Other than a few rainy, blustery days, it’s been perfect for bee spotting. And with lockdown, there has never been a better time to observe the natural world right under our noses. While we have had to adapt to a ‘new normal’, nature has been continuing apace. And many of us have been able to take some comfort in trees coming into leaf, bees buzzing and the joyful sound of bird song, often shut out in cities by the noise of road traffic and planes.

Planting Comfrey in a new flower bed near to the house means that we have attracted many more Hairy-footed flower bees (Anthophora plumipes) to the garden this spring. So we’ve had the pleasure of watching the females with their furry black bodies and outstretched proboscis (straw like tongue) darting between the purple bell-flowers sucking up the nectar, with pollen on their back legs. They really are the most adorable bee, and so distinctive; perfect for any beginner bee-spotter to identify. Just plant the Comfrey and they will come.

The other flowers that are attracting most bees in the garden just now are all considered weeds – Alkanet, Forget-me-nots, and White dead nettles. Will the Alliums and honeysuckle lure them away , when they are in full bloom (any day now)?

Over the next few weeks, the role of the beekeeper is vital to ensure the honeybee colonies are strong and healthy. They will visit hives weekly to inspect the colonies. The bees may need feeding if the weather turns bad, or extra storage space if the weather is fine to store the nectar they are collecting to turn into honey – their winter food. Beekeepers may also need to undertake swarm management to prevent bees swarming in the city environment. For this reason, beekeepers are allowed to undertake this crucial work during lockdown.

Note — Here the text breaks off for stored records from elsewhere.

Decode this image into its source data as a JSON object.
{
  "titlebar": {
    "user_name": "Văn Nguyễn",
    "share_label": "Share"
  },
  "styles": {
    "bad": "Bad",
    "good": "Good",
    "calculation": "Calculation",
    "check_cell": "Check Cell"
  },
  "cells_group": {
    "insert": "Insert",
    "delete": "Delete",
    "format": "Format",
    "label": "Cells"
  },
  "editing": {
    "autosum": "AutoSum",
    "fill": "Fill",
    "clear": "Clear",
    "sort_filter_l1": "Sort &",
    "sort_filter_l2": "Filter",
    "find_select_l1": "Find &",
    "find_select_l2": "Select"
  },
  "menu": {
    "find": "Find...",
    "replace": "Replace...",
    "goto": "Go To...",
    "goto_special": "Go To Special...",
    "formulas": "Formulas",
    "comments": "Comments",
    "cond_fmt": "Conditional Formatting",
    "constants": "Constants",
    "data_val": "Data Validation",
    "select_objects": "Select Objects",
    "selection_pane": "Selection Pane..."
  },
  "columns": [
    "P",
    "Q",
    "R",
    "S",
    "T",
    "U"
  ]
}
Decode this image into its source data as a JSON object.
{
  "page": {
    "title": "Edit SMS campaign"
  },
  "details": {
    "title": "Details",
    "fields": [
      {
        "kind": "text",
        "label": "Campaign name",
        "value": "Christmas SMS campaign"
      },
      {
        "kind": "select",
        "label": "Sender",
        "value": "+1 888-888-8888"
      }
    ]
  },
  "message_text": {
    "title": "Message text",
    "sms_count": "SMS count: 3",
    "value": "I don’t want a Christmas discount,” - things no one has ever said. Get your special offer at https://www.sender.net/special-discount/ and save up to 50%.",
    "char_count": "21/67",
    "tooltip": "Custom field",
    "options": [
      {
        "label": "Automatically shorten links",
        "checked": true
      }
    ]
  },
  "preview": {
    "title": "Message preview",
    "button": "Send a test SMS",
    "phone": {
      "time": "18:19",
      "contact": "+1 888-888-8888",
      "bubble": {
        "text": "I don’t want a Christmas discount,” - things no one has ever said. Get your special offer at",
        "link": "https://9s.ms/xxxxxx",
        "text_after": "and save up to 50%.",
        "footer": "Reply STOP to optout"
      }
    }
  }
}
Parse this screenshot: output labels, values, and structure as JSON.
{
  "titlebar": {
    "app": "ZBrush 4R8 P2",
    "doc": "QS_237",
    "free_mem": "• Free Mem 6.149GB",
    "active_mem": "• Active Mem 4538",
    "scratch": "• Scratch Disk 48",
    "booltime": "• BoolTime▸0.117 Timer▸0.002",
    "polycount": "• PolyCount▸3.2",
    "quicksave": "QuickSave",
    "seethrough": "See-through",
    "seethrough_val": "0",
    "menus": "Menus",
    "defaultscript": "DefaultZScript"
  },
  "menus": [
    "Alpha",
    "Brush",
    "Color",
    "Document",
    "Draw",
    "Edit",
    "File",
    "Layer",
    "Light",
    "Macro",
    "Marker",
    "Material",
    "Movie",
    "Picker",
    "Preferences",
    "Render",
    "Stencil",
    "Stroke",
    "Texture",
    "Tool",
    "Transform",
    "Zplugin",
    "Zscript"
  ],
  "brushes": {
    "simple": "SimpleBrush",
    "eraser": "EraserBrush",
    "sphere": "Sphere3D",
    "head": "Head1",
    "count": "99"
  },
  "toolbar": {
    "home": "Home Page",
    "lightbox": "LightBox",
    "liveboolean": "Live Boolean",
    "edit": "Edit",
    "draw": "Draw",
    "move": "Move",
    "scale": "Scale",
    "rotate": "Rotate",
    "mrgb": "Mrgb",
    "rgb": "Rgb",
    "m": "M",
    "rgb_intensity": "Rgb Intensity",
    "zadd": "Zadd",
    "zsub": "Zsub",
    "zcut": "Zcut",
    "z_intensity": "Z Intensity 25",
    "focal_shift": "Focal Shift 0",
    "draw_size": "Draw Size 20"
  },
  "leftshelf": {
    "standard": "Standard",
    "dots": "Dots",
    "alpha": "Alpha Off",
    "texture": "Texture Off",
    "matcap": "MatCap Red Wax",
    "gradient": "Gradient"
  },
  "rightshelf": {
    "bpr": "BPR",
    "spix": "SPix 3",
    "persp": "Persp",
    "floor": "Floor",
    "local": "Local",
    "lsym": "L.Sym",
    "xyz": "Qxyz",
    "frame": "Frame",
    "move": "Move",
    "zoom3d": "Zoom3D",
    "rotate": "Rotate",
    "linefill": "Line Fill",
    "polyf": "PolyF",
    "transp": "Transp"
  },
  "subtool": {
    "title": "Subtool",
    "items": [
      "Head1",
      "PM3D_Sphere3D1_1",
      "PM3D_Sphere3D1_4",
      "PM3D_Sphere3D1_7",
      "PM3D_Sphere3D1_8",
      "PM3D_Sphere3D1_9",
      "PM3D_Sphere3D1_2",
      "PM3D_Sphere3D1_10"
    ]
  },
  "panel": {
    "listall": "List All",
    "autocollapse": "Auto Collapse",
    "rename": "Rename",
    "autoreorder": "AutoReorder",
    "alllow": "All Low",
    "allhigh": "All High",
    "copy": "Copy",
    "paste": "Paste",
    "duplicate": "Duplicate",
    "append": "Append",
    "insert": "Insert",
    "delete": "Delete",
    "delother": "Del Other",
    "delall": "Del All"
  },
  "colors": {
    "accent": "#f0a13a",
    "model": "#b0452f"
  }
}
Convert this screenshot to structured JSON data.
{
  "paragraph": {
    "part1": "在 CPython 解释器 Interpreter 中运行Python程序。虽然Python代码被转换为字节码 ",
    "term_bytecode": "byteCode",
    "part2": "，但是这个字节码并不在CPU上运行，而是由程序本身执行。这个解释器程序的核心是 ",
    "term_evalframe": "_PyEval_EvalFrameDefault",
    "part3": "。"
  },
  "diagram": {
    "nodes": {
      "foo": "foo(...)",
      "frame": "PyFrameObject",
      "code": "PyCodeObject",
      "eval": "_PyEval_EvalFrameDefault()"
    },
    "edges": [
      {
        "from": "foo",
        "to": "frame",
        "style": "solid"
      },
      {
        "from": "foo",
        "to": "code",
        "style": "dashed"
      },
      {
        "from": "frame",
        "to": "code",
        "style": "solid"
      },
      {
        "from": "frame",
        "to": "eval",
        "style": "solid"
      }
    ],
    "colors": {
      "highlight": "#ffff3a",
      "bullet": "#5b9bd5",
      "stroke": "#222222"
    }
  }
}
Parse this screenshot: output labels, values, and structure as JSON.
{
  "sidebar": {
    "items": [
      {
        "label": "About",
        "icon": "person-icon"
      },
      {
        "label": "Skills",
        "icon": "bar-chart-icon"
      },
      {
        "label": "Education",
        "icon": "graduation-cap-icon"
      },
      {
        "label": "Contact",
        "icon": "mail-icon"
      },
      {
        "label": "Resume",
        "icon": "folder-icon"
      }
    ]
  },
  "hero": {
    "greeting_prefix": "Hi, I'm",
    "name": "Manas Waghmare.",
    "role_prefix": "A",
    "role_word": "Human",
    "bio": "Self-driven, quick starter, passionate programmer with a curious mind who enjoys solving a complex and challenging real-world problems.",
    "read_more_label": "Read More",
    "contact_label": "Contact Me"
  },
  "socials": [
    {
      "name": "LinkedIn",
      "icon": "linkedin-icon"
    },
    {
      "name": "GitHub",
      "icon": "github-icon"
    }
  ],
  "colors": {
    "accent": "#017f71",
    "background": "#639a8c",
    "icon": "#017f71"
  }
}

For the rest of us, we can take enjoyment in observing different bees in our gardens or in the parks and streets where we are taking our daily exercise. For help with ID, try the fantastic Field Studies Council ID chart , the great photos in Penny Metal’s book, Insectinside or Steven Falk’s comprehensive, Field Guide the the Bees of Britain.

Happy bee spotting!